(What is expected): Your job is to retype the whole listing exactly.

(Entries shown):
'''

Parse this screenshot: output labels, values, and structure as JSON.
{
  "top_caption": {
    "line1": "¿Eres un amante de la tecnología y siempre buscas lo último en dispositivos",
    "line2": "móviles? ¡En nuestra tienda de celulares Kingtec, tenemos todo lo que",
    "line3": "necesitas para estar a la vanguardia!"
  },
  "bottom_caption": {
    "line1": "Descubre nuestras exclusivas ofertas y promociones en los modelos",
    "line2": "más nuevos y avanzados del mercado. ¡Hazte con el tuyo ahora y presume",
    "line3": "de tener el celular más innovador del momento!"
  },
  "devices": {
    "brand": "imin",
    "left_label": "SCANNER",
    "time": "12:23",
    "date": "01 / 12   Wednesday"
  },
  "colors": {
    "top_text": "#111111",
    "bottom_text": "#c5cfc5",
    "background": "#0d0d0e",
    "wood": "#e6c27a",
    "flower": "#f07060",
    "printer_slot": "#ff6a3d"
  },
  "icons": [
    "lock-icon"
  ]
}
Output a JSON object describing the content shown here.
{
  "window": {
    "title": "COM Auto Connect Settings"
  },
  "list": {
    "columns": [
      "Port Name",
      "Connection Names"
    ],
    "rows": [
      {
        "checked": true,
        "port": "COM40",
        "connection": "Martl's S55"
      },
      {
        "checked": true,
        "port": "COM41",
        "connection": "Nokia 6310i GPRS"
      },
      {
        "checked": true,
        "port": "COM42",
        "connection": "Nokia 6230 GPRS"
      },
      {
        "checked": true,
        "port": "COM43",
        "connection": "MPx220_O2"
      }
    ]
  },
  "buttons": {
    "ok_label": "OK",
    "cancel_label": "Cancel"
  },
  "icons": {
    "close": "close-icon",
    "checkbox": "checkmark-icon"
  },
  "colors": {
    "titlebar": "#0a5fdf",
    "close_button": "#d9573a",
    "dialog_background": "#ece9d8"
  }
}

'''

(Exercise output):
Parse this screenshot: output labels, values, and structure as JSON.
{
  "top_caption": {
    "line1": "¿Eres un amante de la tecnología y siempre buscas lo último en dispositivos",
    "line2": "móviles? ¡En nuestra tienda de celulares Kingtec, tenemos todo lo que",
    "line3": "necesitas para estar a la vanguardia!"
  },
  "bottom_caption": {
    "line1": "Descubre nuestras exclusivas ofertas y promociones en los modelos",
    "line2": "más nuevos y avanzados del mercado. ¡Hazte con el tuyo ahora y presume",
    "line3": "de tener el celular más innovador del momento!"
  },
  "devices": {
    "brand": "imin",
    "left_label": "SCANNER",
    "time": "12:23",
    "date": "01 / 12   Wednesday"
  },
  "colors": {
    "top_text": "#111111",
    "bottom_text": "#c5cfc5",
    "background": "#0d0d0e",
    "wood": "#e6c27a",
    "flower": "#f07060",
    "printer_slot": "#ff6a3d"
  },
  "icons": [
    "lock-icon"
  ]
}
Output a JSON object describing the content shown here.
{
  "window": {
    "title": "COM Auto Connect Settings"
  },
  "list": {
    "columns": [
      "Port Name",
      "Connection Names"
    ],
    "rows": [
      {
        "checked": true,
        "port": "COM40",
        "connection": "Martl's S55"
      },
      {
        "checked": true,
        "port": "COM41",
        "connection": "Nokia 6310i GPRS"
      },
      {
        "checked": true,
        "port": "COM42",
        "connection": "Nokia 6230 GPRS"
      },
      {
        "checked": true,
        "port": "COM43",
        "connection": "MPx220_O2"
      }
    ]
  },
  "buttons": {
    "ok_label": "OK",
    "cancel_label": "Cancel"
  },
  "icons": {
    "close": "close-icon",
    "checkbox": "checkmark-icon"
  },
  "colors": {
    "titlebar": "#0a5fdf",
    "close_button": "#d9573a",
    "dialog_background": "#ece9d8"
  }
}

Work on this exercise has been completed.